(Items from an interface collection)
------------------------------------------------
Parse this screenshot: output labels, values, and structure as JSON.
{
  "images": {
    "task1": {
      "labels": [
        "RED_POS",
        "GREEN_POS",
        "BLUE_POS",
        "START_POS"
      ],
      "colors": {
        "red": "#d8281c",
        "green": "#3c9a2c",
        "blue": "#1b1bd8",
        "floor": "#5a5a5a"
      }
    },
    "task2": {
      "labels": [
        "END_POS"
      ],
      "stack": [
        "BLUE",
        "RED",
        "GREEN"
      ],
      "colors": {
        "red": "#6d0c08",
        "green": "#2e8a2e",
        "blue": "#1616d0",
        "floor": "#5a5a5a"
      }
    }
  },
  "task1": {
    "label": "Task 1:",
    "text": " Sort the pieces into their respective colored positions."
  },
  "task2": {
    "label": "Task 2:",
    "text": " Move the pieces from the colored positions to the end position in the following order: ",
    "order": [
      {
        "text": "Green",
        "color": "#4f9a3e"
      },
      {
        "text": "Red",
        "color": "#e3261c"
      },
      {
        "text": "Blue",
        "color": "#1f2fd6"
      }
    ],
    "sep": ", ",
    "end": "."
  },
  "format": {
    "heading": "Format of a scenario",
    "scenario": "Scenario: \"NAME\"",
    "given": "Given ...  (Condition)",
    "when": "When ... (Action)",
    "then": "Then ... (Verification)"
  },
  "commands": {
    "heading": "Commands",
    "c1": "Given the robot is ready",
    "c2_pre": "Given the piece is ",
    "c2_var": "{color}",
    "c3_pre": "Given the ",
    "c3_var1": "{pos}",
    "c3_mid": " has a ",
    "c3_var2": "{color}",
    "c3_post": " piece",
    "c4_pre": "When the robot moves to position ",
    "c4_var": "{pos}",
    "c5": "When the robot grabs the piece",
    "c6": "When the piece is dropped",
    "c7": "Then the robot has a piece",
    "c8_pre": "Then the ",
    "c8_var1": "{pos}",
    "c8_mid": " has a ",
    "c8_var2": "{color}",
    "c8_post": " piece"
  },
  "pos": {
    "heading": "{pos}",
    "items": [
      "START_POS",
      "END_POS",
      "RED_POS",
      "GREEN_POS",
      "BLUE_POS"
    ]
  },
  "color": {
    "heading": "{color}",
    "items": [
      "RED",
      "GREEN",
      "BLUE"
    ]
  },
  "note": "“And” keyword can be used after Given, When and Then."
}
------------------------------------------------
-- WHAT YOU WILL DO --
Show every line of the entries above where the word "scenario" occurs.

-- RESULT FOR THIS TASK --
    "heading": "Format of a scenario",
    "scenario": "Scenario: \"NAME\"",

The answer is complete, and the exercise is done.